Thanks, John Krasinski. Now, I'm going to have incessant nightmares about drowning in grain silos.
Krasinski, the affable star of The Office, it turns out, has quite an eye for horror, not that his directorial effort A Quiet Place is ever truly terrifying (while, besides that silo scene). It is, however, immensely entertaining and exciting and exceedingly well-acted by all involved.
The picture opens on the Abbott family who, not far off in the future, appear to be among the few remaining survivors in a world on lockdown. You see, the planet as we know it has been invaded by blind extraterrestrial monsters that, more or less, resemble grasshopper-spiders on steroids and are supremely sensitive to even the slightest of sounds. Should anyone or anything make a peep, they're sure to draw the ire of these vicious visitors.
The Abbotts, led by dad Lee (Krasinski) and mom Evelyn (Emily Blunt), are master survivalists but one tragic hiccup results in their youngest child falling victim to the creatures, an event that draws unwanted attention to the surviving family - Lee, Evelyn, daughter Regan (Millicent Simmonds) and son Marcus (Noah Jupe). The relationship between Lee and Regan is especially affecting and absorbing - she blames herself for her brother's death and cannot recognize the love her father so clearly still feels for her.
As you can imagine, events transpire that draw the beasts closer to the family, resulting in one riveting set piece after another. Krasinski particularly gives Blunt and Simmonds (who was so wonderful in Wonderstruck last year) prime material to chew on, characters and situations far more compelling than what's seen in today's average horror flick. The humans, I must say, are leaps and bounds more interesting than the monsters, which aren't the least bit scary and are probably seen a tad too often.
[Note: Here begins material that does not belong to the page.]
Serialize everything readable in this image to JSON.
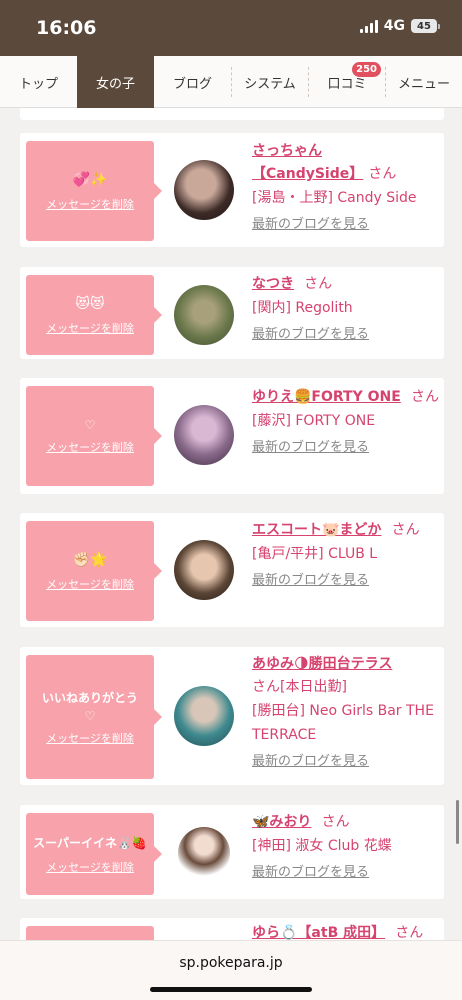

A Quiet Place ends on a note that some may deem anti-climatic but I happen to think it's quite badass. The proceedings have a look and feel similar to last year's stirring It Comes at Night, though this picture is more fun and agreeable and, for better or worse, a whole lot less paralyzing.
Kudos to Krasinski for a jolly spring chiller.